11:55am 5th November 2012
West Dorset Coroner Michael Johnston is to retire after 30 years in the post.
Mr Johnston celebrates his 70th Birthday this year and Wessex FM's been looking back at his career.
"The advances in medical knowledge and forensic medicine, such DNA testing, means it is much easier and quicker to identify someone than it used to be," said Mr Johnston, who was based in Blandford.
"We know a lot more about fatal illnesses, such as cancers caused by exposure to asbestos. Dorset sadly has had a particular problem with this because the engine rooms of many ships at Portland Port were covered in the stuff."

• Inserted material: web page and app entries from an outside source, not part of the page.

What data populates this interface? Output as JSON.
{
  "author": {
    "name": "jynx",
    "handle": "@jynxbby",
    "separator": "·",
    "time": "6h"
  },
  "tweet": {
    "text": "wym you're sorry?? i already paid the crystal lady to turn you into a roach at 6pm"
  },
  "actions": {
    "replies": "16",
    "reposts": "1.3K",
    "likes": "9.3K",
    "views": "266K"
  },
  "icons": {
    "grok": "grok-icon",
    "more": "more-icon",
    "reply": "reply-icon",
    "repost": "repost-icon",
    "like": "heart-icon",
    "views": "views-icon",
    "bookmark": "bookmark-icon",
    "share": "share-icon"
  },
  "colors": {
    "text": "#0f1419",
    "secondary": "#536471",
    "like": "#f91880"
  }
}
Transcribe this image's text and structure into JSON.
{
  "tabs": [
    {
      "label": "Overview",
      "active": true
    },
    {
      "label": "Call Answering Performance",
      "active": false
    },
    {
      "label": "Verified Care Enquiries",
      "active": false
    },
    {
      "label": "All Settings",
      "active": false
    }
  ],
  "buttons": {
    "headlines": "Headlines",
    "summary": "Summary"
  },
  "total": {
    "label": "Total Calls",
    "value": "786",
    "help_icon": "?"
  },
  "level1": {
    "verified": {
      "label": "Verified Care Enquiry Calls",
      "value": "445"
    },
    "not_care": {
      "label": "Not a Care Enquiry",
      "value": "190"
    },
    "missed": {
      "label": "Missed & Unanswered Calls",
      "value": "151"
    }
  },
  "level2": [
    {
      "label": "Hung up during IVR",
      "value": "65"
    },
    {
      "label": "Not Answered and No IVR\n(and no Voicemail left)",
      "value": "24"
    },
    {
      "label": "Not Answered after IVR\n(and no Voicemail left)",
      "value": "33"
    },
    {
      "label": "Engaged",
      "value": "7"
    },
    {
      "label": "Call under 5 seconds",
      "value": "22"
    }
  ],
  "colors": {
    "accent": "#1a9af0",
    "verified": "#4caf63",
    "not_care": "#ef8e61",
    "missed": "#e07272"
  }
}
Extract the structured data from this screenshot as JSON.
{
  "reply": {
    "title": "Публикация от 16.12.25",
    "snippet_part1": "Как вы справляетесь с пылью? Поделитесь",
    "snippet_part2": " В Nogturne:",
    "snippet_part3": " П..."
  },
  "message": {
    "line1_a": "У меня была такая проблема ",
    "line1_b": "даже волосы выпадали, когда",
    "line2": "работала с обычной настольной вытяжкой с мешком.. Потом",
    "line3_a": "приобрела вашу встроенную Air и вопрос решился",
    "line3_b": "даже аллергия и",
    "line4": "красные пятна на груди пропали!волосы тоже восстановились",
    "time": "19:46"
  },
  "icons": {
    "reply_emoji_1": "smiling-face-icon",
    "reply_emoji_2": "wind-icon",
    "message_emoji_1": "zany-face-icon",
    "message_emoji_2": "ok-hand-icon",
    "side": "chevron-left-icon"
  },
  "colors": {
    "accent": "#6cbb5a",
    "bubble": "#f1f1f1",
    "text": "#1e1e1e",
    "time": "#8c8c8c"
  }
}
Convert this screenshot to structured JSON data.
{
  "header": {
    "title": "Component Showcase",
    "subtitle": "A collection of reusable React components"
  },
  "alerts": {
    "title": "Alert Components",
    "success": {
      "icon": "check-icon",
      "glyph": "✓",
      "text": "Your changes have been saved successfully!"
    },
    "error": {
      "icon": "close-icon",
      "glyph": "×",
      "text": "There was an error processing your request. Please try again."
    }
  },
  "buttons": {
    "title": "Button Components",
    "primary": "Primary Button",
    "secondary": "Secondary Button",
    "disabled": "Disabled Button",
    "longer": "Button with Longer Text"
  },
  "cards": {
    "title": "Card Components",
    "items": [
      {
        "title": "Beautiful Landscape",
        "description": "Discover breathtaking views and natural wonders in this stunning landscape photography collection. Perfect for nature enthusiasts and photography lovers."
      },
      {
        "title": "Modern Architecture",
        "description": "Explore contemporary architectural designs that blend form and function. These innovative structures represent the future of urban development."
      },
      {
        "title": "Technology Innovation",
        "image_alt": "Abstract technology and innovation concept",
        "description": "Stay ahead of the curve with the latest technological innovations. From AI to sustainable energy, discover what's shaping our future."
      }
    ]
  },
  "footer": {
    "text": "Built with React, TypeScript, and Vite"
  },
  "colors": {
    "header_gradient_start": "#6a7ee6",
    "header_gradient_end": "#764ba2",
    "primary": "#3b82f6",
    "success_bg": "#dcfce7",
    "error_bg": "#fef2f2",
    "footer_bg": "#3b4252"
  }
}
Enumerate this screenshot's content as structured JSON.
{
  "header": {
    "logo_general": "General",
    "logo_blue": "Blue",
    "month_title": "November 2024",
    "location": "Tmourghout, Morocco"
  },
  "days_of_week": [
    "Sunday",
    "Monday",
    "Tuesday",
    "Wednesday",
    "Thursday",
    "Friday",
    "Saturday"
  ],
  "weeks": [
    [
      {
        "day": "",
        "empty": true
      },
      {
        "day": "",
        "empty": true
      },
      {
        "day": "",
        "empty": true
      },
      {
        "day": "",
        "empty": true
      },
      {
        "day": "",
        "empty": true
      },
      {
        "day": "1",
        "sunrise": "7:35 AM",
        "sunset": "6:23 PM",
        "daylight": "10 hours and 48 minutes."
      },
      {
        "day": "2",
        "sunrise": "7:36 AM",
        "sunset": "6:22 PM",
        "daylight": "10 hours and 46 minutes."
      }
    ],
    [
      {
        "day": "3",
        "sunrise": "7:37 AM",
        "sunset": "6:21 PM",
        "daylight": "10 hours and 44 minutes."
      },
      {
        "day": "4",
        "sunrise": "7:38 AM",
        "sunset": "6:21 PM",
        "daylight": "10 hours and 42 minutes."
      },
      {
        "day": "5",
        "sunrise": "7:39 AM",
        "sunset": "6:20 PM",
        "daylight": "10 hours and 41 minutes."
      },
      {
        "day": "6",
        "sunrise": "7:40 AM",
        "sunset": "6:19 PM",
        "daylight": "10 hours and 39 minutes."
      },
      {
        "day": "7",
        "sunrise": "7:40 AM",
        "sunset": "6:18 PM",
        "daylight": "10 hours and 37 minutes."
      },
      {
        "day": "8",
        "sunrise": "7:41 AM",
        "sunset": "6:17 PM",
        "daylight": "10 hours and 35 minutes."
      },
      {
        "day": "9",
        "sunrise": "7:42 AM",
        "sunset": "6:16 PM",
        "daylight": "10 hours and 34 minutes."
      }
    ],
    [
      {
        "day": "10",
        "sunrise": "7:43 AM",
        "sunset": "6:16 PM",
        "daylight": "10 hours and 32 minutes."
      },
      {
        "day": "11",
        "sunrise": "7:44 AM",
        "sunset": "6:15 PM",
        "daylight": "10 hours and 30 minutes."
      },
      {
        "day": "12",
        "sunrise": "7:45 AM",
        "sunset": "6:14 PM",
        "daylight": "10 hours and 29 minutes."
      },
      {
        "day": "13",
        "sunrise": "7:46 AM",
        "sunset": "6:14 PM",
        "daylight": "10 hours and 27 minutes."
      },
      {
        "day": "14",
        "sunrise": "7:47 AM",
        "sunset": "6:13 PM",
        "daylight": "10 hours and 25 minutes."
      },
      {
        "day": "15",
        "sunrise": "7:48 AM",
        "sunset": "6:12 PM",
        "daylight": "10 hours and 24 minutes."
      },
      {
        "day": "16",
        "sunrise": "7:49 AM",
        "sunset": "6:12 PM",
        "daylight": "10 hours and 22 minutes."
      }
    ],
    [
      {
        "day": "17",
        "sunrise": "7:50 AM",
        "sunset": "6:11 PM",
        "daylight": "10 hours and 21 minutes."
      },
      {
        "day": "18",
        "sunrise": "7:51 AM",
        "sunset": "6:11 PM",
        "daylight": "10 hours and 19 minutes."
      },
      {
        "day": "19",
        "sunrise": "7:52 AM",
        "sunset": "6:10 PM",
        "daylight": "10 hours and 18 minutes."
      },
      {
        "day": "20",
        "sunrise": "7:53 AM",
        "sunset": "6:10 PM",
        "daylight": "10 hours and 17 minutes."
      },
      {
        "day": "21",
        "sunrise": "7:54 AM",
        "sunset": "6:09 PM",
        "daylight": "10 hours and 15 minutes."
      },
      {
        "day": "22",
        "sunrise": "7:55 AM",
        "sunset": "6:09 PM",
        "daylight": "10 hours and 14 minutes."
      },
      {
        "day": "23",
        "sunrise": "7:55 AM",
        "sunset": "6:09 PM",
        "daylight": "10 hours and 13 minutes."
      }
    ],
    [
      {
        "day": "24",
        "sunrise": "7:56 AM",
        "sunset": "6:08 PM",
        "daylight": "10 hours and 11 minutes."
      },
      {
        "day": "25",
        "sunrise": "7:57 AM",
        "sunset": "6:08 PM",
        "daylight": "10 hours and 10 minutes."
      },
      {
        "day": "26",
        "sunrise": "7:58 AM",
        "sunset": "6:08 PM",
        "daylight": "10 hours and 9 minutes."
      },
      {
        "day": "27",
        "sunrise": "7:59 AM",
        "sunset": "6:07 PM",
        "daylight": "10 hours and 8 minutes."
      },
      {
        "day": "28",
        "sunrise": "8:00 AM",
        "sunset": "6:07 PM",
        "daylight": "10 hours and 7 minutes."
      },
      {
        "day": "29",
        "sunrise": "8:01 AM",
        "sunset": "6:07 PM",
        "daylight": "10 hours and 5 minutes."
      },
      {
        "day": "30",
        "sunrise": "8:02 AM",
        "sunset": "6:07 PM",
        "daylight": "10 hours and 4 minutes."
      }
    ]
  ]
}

A coroner must remain dispassionate and professional when conducting an inquest, despite emotions often running high among both relatives and witnesses. But, as Mr Johnston explained, it is not always easy.
"I've always found the deaths of children and young people very difficult to deal with, it seems so unfair," he said. "But thankfully some problems like cot deaths have improved a lot in Dorset over the years."
With his 70th birthday looming, Mr Johnston felt it was the right time to retire.
"Having an inquiring, analytical mind, I've always found the work very interesting - and still do. But I felt it was time to go," he said
And his retirement will give him more time to spend on his farm near Shaftesbury, where he keeps ponies and award-winning breeds of rare Portland and Manx sheep.
East Dorset coroner Sherriff Payne will now take on responsibility for both areas of the county. He will take charge of forthcoming inquests into the tragic deaths at Beaminster Tunnel and Burton Bradstock beach which happened over the summer.